  Kids General Special  
Audience level: 0.27 (from 0.13 for To forgive ... to 0.73 for Second Sun ...)

The evolution of useful things
Alternative Names
Henry Petroski Amerikaans civiel ingenieur

Petroski, H. 1942-

Petroski, H. J.

Petroski, H. J. 1942-

Petroski, H. J. (Henry J.)

Petroski, H. J. (Henry J.), 1942-

Petroski, Henry J.

Petroski, Henry J. 1942-

פטרוסקי, הנרי

פטרוסקי, הנרי. זילבר, עתליה

페트로스키, 헨리

ペトロスキー, ヘンリー


English (322)

Japanese (13)

German (12)

Chinese (8)

Korean (6)

Spanish (4)

Hebrew (2)

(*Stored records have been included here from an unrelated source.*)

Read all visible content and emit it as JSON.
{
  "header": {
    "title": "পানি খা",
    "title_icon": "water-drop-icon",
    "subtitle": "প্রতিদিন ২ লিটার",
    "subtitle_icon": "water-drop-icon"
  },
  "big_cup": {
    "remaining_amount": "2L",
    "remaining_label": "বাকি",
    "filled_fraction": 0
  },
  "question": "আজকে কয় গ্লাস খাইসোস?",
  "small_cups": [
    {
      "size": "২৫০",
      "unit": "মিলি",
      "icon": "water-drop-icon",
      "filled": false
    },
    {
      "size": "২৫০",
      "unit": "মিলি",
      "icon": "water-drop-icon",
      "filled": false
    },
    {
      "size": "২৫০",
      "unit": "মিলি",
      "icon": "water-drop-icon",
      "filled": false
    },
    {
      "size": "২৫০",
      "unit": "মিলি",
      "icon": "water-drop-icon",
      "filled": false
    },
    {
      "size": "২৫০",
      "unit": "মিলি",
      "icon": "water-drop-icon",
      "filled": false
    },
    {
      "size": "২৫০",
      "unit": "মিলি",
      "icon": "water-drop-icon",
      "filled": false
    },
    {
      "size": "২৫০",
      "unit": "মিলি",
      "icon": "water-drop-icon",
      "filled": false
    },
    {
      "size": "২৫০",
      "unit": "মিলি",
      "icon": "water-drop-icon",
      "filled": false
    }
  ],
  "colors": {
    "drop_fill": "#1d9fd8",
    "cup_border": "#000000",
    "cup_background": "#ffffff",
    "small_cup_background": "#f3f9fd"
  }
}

To engineer is human : the role of failure in successful designThe pencil : a history of design and circumstanceThe book on the bookshelfInvention by design : how engineers get from thought to thingEngineers of dreams : great bridge builders and the spanning of AmericaSuccess through failure : the paradox of designSmall things considered : why there is no perfect designThe essential engineer : why science alone will not solve our global problems